• [Directions for this task]: What lines below hold the string "JSON"? Copy them all.

Element data from apps and pages
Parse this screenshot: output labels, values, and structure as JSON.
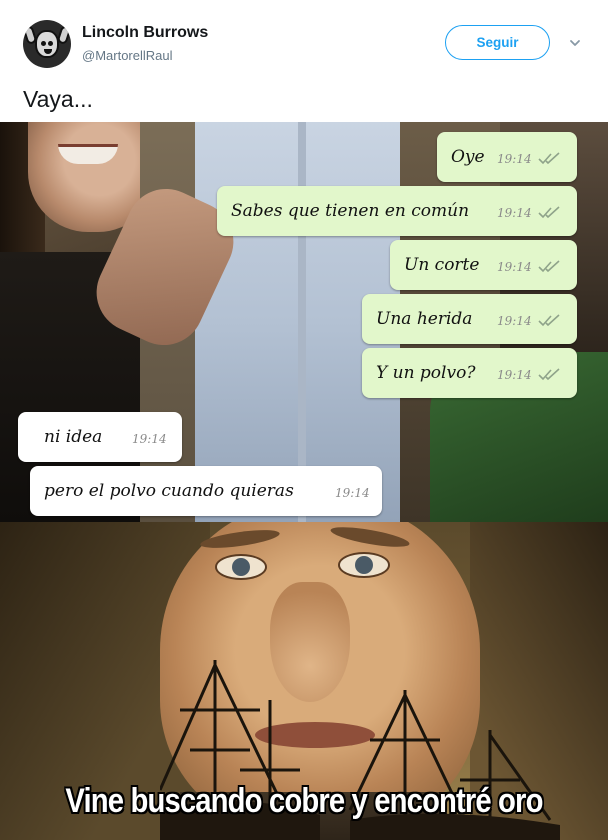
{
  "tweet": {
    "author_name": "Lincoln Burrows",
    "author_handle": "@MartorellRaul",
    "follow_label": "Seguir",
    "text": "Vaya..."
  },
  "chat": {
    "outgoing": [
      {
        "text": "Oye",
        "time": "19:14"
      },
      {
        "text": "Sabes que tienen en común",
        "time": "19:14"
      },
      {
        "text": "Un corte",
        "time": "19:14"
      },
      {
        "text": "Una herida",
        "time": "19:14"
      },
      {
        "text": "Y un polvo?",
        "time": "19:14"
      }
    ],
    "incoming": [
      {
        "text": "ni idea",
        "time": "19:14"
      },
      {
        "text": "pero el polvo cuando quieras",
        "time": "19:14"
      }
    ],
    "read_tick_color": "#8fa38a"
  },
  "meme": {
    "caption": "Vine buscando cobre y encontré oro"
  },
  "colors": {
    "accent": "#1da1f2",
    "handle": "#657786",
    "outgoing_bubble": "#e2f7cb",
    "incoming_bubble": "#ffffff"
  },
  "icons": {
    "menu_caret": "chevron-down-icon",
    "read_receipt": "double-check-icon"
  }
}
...
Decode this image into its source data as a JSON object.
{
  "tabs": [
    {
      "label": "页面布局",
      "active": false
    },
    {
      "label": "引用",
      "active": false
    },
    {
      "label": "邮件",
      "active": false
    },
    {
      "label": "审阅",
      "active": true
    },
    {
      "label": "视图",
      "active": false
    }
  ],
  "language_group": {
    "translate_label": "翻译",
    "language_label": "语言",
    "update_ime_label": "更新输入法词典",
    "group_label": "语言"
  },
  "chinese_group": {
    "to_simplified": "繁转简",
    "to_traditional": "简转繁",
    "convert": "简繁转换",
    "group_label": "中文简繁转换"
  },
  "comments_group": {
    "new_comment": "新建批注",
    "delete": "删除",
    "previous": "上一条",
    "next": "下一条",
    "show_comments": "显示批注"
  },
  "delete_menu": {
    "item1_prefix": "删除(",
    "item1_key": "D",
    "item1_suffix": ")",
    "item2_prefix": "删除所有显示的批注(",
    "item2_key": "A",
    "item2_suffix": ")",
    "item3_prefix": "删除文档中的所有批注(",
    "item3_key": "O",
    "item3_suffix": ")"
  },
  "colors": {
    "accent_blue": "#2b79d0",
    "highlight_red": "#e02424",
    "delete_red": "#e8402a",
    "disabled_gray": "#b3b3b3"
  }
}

• [Task result]:
Parse this screenshot: output labels, values, and structure as JSON.
Decode this image into its source data as a JSON object.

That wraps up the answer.